When an employer decides to investigate a complaint within the workplace the key investigator/(s) should not only be impartial to the investigation, but they should appear impartial to all employees involved. In Hunter v Commonwealth, the same investigators were used for the initial assessment of Mr Hunter’s complaint and for the investigation into Mr Hunter’s conduct. This prompted Mr Hunter to argue that the investigation lacked impartiality and was ultimately biased against him. The Commissioner was also of the opinion that a further separation of persons involved in these two processes could have occurred. Should an employer be conducting multiple investigations regarding connected complaints, where possible, those conducting the investigation should be different.

Mr Hunter notably preferred a communication style that was informal, verbal, and “less prescriptive”. This communication preference was a key factor in the initial conflict between Mr Hunter and Mr Bensley, and was a continual issue in the communication between the PSS and Mr Hunter during their investigations. Specifically, Mr Hunter took issue with the main mode of communication through formal emails, which potentially hindered his cooperation during the investigative processes. In this case, as the issues were regarding an employee within a government department and those involved in the investigation were located in different cities within Australia, it was appropriate to communicate primarily through email. However a small practice with minimal staff in close locational proximity may have more capacity to be flexible in modes of communication. Employers should nonetheless remember to keep a detailed record of all communication that occurs in relation to a workplace investigation.

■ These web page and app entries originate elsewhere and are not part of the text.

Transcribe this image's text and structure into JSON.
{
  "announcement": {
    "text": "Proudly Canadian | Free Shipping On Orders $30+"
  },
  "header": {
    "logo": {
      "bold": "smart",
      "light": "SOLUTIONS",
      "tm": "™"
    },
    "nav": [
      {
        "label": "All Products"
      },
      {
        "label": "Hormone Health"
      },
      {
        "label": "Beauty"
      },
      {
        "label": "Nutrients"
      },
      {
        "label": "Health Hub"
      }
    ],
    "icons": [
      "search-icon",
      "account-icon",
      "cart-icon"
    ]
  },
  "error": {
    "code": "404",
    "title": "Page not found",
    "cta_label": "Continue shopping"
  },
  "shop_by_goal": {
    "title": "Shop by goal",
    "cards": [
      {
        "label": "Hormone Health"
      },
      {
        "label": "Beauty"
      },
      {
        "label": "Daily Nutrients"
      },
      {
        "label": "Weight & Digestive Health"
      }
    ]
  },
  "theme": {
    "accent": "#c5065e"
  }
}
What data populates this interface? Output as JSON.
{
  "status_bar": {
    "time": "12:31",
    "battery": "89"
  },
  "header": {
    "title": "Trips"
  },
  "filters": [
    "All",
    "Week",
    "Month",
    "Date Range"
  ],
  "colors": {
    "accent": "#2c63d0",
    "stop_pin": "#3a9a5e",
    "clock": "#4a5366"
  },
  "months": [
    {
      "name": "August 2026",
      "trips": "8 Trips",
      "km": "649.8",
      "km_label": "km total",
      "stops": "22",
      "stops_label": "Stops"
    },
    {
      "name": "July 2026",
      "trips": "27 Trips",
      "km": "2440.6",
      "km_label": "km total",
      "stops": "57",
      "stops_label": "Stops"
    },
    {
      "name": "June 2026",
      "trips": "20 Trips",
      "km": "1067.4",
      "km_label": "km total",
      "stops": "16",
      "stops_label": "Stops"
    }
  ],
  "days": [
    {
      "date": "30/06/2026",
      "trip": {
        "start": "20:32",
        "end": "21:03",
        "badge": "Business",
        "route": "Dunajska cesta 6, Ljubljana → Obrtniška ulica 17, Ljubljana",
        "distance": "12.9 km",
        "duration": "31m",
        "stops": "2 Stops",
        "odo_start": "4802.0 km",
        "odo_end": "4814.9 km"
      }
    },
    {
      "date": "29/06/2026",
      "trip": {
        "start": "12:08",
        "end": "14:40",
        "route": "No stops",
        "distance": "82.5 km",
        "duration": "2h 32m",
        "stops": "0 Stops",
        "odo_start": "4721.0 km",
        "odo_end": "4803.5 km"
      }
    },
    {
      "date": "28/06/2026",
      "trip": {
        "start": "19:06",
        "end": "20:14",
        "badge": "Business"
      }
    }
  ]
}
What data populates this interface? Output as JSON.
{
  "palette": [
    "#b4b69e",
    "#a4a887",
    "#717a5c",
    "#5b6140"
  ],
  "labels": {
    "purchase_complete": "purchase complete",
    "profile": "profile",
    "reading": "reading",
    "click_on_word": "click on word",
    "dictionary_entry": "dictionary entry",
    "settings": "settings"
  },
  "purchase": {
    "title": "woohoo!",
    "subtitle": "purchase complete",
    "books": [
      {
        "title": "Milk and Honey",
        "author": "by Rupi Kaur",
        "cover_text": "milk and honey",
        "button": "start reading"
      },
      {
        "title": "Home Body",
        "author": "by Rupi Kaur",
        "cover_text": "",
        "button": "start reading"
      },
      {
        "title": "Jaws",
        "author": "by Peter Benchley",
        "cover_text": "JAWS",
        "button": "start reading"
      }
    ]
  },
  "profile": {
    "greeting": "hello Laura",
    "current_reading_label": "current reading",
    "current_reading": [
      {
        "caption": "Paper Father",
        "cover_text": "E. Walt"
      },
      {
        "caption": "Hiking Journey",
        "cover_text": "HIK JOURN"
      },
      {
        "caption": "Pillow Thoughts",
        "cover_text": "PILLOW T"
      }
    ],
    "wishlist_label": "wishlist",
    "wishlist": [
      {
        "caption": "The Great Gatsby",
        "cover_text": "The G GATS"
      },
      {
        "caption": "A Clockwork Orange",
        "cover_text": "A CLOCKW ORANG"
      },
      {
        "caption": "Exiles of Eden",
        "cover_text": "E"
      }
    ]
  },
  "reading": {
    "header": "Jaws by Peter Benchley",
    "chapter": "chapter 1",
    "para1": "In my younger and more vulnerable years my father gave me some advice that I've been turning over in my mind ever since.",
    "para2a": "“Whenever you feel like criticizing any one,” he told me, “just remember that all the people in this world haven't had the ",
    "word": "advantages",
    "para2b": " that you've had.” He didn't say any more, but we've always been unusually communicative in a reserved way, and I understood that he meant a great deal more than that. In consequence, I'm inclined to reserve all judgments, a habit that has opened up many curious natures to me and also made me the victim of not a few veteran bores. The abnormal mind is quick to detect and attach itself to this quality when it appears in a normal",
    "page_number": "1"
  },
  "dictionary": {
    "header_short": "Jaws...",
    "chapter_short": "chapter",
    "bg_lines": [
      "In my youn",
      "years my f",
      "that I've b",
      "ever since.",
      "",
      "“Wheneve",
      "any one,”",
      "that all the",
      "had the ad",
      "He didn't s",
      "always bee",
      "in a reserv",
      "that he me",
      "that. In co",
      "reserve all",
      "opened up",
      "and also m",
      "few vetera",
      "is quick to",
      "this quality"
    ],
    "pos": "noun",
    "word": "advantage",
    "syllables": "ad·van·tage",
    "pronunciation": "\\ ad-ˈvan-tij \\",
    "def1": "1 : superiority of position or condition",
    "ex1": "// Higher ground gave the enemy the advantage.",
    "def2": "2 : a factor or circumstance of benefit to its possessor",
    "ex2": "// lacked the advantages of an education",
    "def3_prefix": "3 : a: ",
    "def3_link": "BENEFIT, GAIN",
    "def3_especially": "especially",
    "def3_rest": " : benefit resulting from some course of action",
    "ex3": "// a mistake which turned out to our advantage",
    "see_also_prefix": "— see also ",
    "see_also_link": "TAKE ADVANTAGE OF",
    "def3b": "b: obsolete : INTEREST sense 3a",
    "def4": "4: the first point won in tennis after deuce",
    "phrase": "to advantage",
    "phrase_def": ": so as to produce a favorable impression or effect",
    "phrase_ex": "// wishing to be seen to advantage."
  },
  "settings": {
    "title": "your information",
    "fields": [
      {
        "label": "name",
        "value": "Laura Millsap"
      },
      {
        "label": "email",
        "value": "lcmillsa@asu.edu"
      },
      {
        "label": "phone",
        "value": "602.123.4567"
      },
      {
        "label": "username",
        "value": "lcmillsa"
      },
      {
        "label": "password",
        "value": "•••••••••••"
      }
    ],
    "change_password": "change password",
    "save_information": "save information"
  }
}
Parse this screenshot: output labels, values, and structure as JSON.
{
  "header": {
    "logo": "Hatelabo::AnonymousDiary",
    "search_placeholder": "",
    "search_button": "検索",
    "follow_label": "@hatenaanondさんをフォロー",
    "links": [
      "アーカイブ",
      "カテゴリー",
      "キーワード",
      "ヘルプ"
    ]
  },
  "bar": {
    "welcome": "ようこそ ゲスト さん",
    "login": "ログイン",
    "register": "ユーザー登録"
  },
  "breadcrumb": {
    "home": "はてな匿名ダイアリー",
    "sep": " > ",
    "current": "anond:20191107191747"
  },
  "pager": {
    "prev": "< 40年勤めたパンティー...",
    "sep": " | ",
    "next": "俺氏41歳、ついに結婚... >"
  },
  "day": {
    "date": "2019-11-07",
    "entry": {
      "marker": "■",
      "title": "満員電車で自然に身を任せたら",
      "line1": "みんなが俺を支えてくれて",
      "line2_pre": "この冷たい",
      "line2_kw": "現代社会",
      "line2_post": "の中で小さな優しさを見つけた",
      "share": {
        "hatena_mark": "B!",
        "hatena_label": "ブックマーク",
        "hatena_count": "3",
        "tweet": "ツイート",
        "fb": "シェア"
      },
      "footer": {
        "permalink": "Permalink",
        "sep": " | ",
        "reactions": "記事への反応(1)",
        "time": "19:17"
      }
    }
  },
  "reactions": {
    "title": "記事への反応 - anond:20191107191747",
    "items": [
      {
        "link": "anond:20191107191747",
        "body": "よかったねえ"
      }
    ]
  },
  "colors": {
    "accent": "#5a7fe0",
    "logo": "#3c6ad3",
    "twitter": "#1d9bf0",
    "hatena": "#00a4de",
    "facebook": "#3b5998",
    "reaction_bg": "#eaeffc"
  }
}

In addition, the PSS did no always appear mindful of the fact that Mr Hunter worked on a part-time basis and therefore was not necessarily contactable outside of his working hours of Tuesday-Thursday. It was noted by the Commissioner that on at least one occasion, the PSS asked for a response from Mr Hunter by close of business on a Friday, disregarding the fact that he did not work on Fridays. While this did not ultimately prevent Mr Hunter from providing a response to the PSS, a higher level of awareness of Mr Hunter’s availability could have been utilised. When setting meeting times and deadlines for a response regarding an investigation, employers should be mindful of the working and contact hours of all employees involved in the matter.

A final consideration for employers regarding workplace conflict

From time to time, there may be clashes of personality, communication, and work styles between practice employees. This can create workplace conflict if not properly managed. Being aware of the different work and communication styles of employees and performance management techniques can help to minimise the risk of employee conflict and ensure effective employee management within the workplace. For more information, see info@clinlegal.com.au and use ClinLegal’s Guide: How to Investigate Workplace Complaints and our Guide: How to Effectively Address Under Performance available at www.clinlegal.com.au

This article was written by Rebecca Hyde, Workplace Compliance Advisor at ClinLegal in Adelaide. Rebecca holds a Bachelor of Laws and Legal Practice (Hons) and a Bachelor of Behavioural Science (Psychology).

Leave a Comment

Your email address will not be published. Required fields are marked *